**EXERCISE PROMPT:** In the entries below, the word "JSON" appears on some lines. Copy each of those lines.

Collected data entries:

--- START ---

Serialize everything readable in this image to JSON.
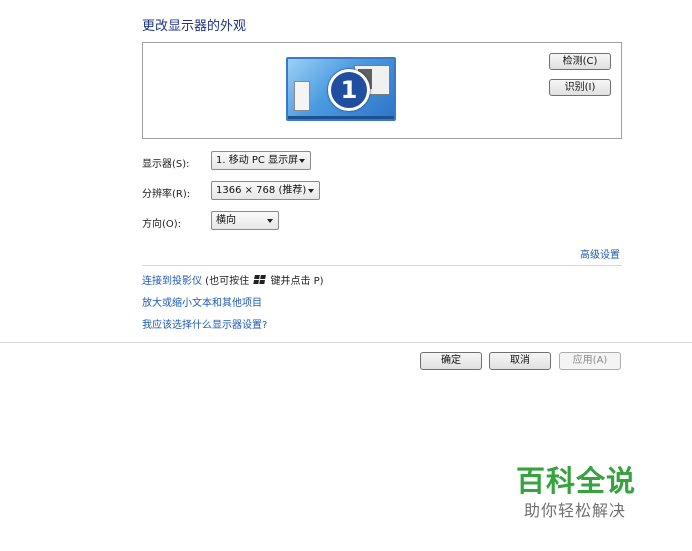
{
  "header": {
    "title": "更改显示器的外观"
  },
  "preview": {
    "monitor_number": "1",
    "detect_button": "检测(C)",
    "identify_button": "识别(I)"
  },
  "settings": {
    "display_label": "显示器(S):",
    "display_value": "1. 移动 PC 显示屏",
    "resolution_label": "分辨率(R):",
    "resolution_value": "1366 × 768 (推荐)",
    "orientation_label": "方向(O):",
    "orientation_value": "横向"
  },
  "links": {
    "advanced": "高级设置",
    "projector": "连接到投影仪",
    "projector_hint_prefix": " (也可按住 ",
    "projector_hint_suffix": " 键并点击 P)",
    "enlarge": "放大或缩小文本和其他项目",
    "which_settings": "我应该选择什么显示器设置?"
  },
  "footer": {
    "ok": "确定",
    "cancel": "取消",
    "apply": "应用(A)"
  },
  "watermark": {
    "title": "百科全说",
    "subtitle": "助你轻松解决"
  },
  "colors": {
    "link": "#1f5ab4",
    "title": "#1e3287",
    "watermark_green": "#37a33f"
  },
  "icons": [
    "windows-key-icon",
    "dropdown-arrow-icon",
    "monitor-icon"
  ]
}
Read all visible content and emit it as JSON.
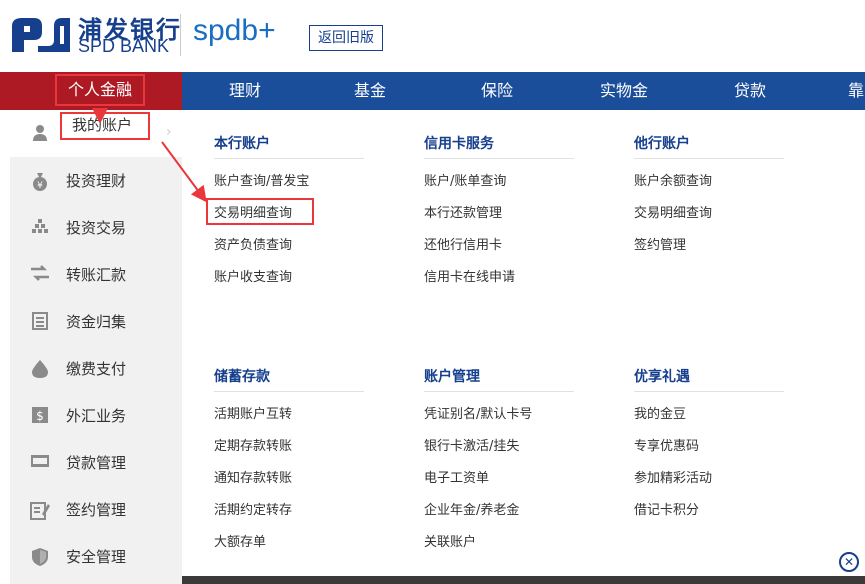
{
  "header": {
    "logo_cn": "浦发银行",
    "logo_en": "SPD BANK",
    "product_brand": "spdb",
    "return_old_label": "返回旧版"
  },
  "nav": {
    "personal_label": "个人金融",
    "items": [
      "理财",
      "基金",
      "保险",
      "实物金",
      "贷款",
      "靠"
    ]
  },
  "side_menu": {
    "items": [
      {
        "label": "我的账户",
        "icon": "user-icon"
      },
      {
        "label": "投资理财",
        "icon": "money-bag-icon"
      },
      {
        "label": "投资交易",
        "icon": "pyramid-icon"
      },
      {
        "label": "转账汇款",
        "icon": "transfer-icon"
      },
      {
        "label": "资金归集",
        "icon": "ledger-icon"
      },
      {
        "label": "缴费支付",
        "icon": "drop-icon"
      },
      {
        "label": "外汇业务",
        "icon": "currency-icon"
      },
      {
        "label": "贷款管理",
        "icon": "loan-icon"
      },
      {
        "label": "签约管理",
        "icon": "sign-icon"
      },
      {
        "label": "安全管理",
        "icon": "shield-icon"
      }
    ]
  },
  "sections": {
    "local_account": {
      "title": "本行账户",
      "links": [
        "账户查询/普发宝",
        "交易明细查询",
        "资产负债查询",
        "账户收支查询"
      ]
    },
    "credit_card": {
      "title": "信用卡服务",
      "links": [
        "账户/账单查询",
        "本行还款管理",
        "还他行信用卡",
        "信用卡在线申请"
      ]
    },
    "other_account": {
      "title": "他行账户",
      "links": [
        "账户余额查询",
        "交易明细查询",
        "签约管理"
      ]
    },
    "savings": {
      "title": "储蓄存款",
      "links": [
        "活期账户互转",
        "定期存款转账",
        "通知存款转账",
        "活期约定转存",
        "大额存单"
      ]
    },
    "account_mgmt": {
      "title": "账户管理",
      "links": [
        "凭证别名/默认卡号",
        "银行卡激活/挂失",
        "电子工资单",
        "企业年金/养老金",
        "关联账户"
      ]
    },
    "rewards": {
      "title": "优享礼遇",
      "links": [
        "我的金豆",
        "专享优惠码",
        "参加精彩活动",
        "借记卡积分"
      ]
    }
  },
  "colors": {
    "nav_blue": "#1a4e9a",
    "nav_red": "#ae1a23",
    "title_blue": "#163f8d",
    "highlight_red": "#e9373c"
  }
}
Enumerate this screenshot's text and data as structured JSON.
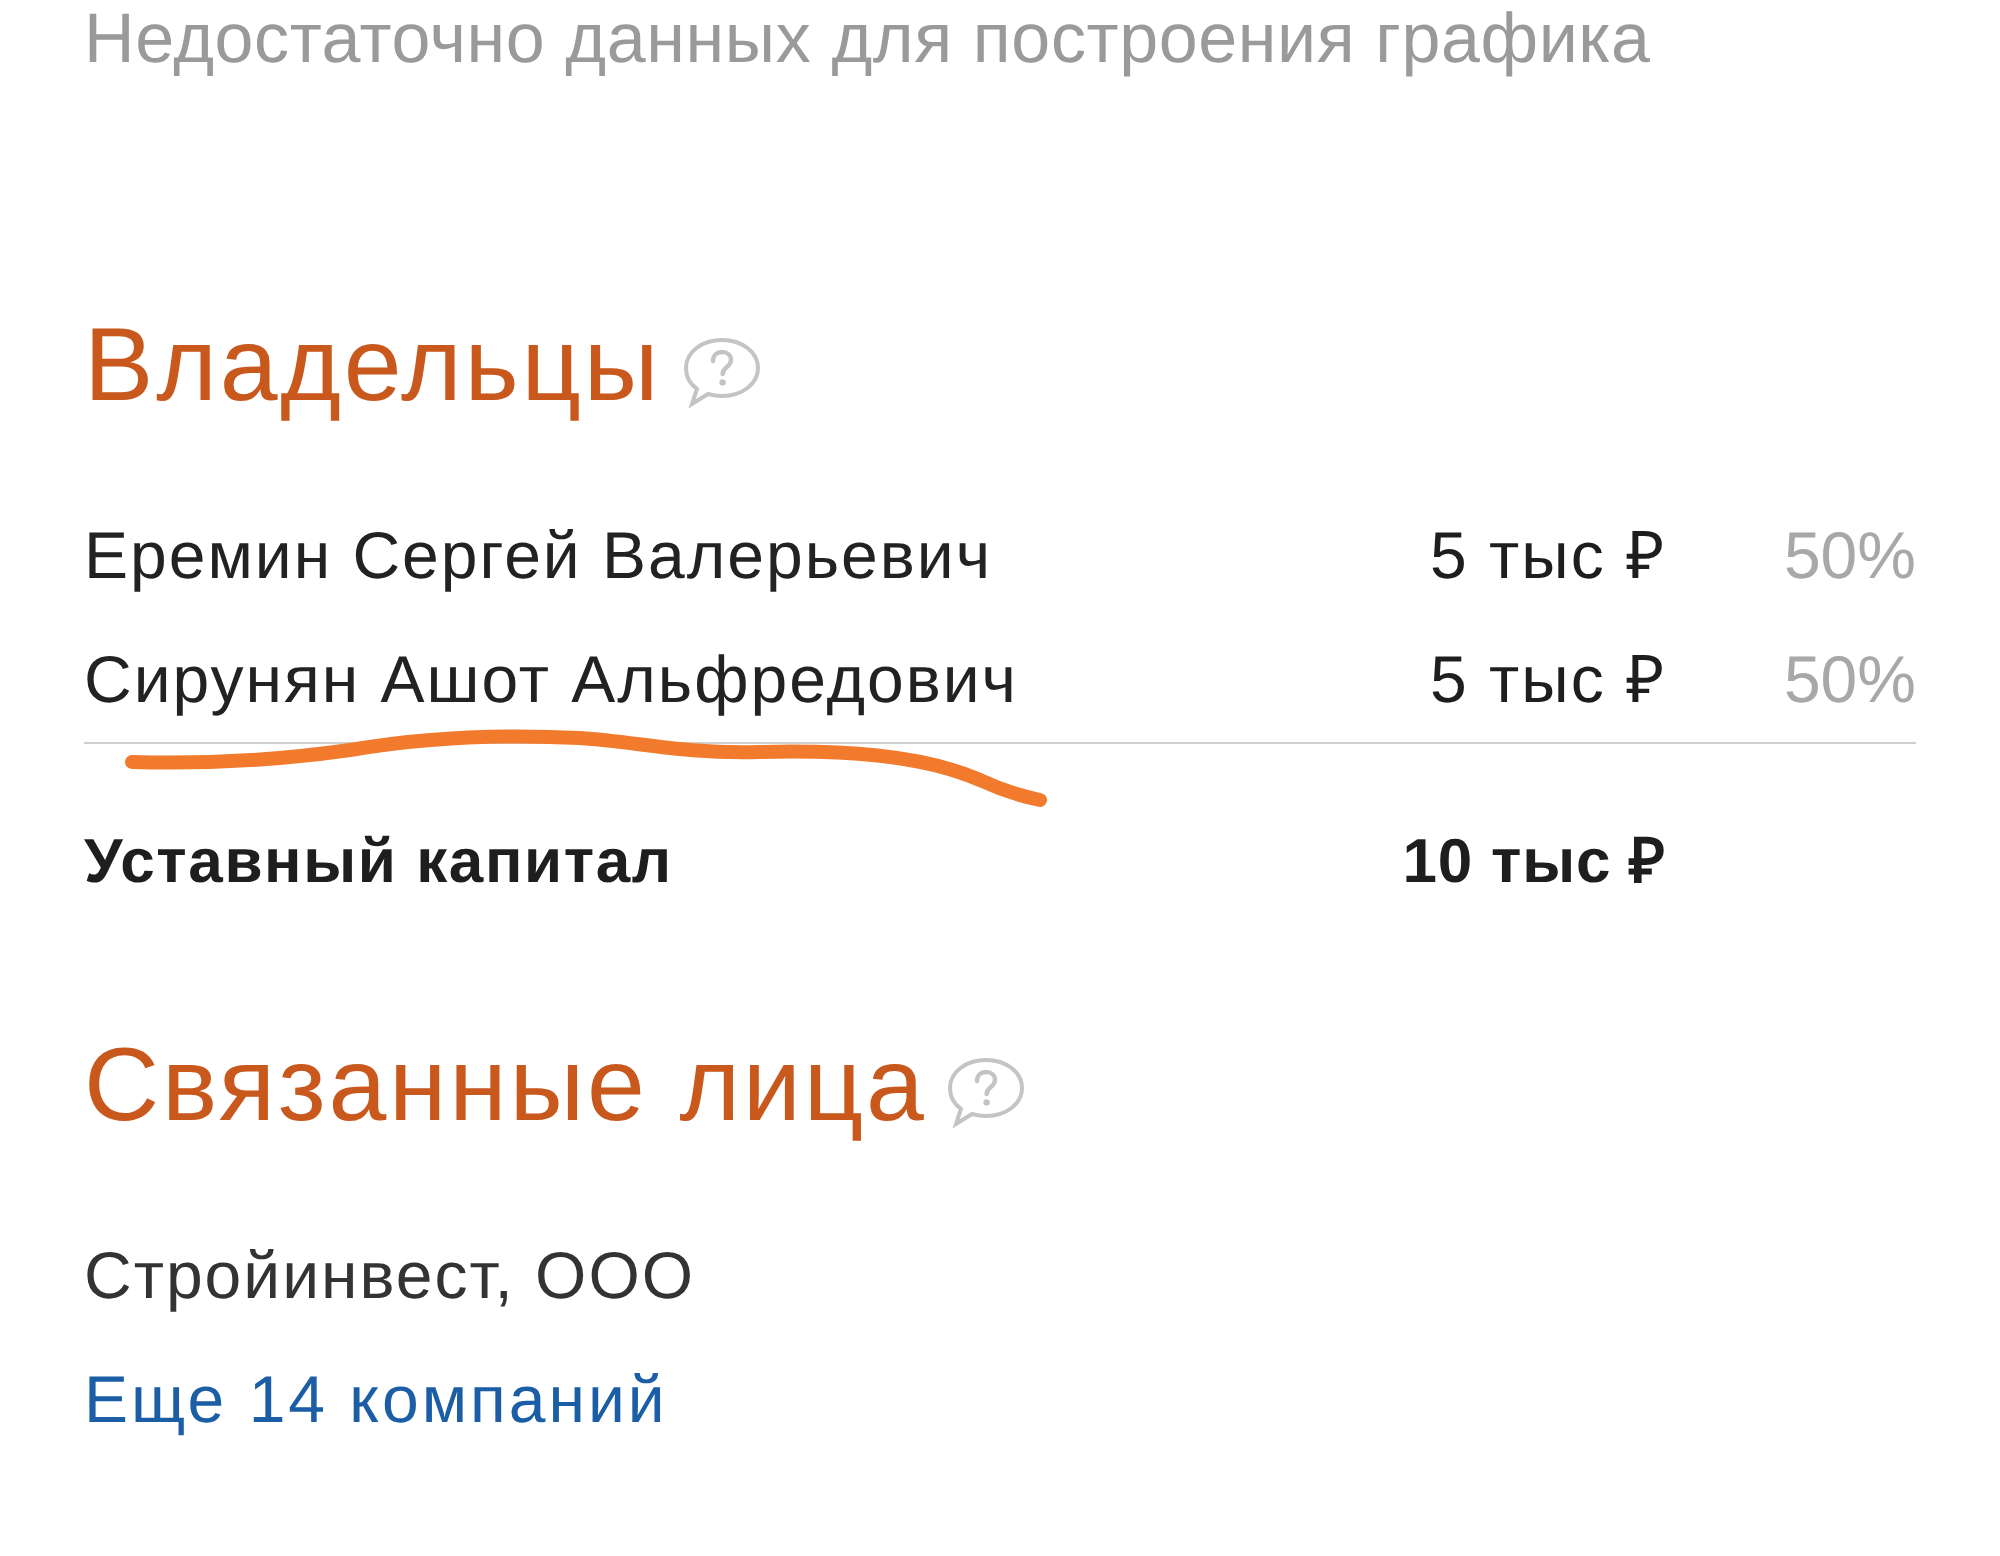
{
  "chart_notice": "Недостаточно данных для построения графика",
  "owners": {
    "title": "Владельцы",
    "rows": [
      {
        "name": "Еремин Сергей Валерьевич",
        "amount": "5 тыс ₽",
        "share": "50%"
      },
      {
        "name": "Сирунян Ашот Альфредович",
        "amount": "5 тыс ₽",
        "share": "50%"
      }
    ],
    "total": {
      "label": "Уставный капитал",
      "amount": "10 тыс ₽"
    }
  },
  "related": {
    "title": "Связанные лица",
    "items": [
      "Стройинвест, ООО"
    ],
    "more_link": "Еще 14 компаний"
  }
}
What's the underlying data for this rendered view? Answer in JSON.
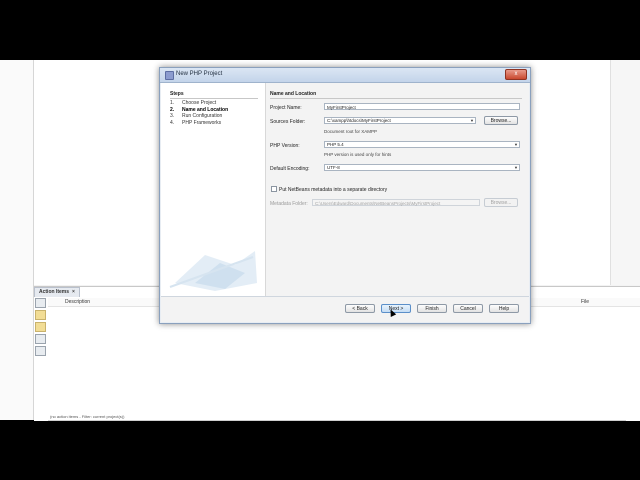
{
  "ide": {
    "action_items": {
      "tab_label": "Action Items",
      "close_glyph": "×",
      "columns": [
        "Description",
        "File"
      ],
      "status_text": "(no action items - Filter: current project(s))"
    }
  },
  "dialog": {
    "title": "New PHP Project",
    "close_glyph": "x",
    "steps": {
      "heading": "Steps",
      "items": [
        {
          "num": "1.",
          "label": "Choose Project"
        },
        {
          "num": "2.",
          "label": "Name and Location"
        },
        {
          "num": "3.",
          "label": "Run Configuration"
        },
        {
          "num": "4.",
          "label": "PHP Frameworks"
        }
      ]
    },
    "content": {
      "heading": "Name and Location",
      "project_name_label": "Project Name:",
      "project_name_value": "MyFirstProject",
      "sources_folder_label": "Sources Folder:",
      "sources_folder_value": "C:\\xampp\\htdocs\\MyFirstProject",
      "browse_label": "Browse...",
      "sources_hint": "Document root for XAMPP",
      "php_version_label": "PHP Version:",
      "php_version_value": "PHP 5.4",
      "php_version_hint": "PHP version is used only for hints",
      "encoding_label": "Default Encoding:",
      "encoding_value": "UTF-8",
      "separate_metadata_label": "Put NetBeans metadata into a separate directory",
      "metadata_folder_label": "Metadata Folder:",
      "metadata_folder_value": "C:\\Users\\Edward\\Documents\\NetBeansProjects\\MyFirstProject",
      "browse2_label": "Browse..."
    },
    "buttons": {
      "back": "< Back",
      "next": "Next >",
      "finish": "Finish",
      "cancel": "Cancel",
      "help": "Help"
    }
  }
}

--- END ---

**RESULT OF THIS EXERCISE:**
Serialize everything readable in this image to JSON.
Read all visible content and emit it as JSON.
Enumerate this screenshot's text and data as structured JSON.
What's the underlying data for this rendered view? Answer in JSON.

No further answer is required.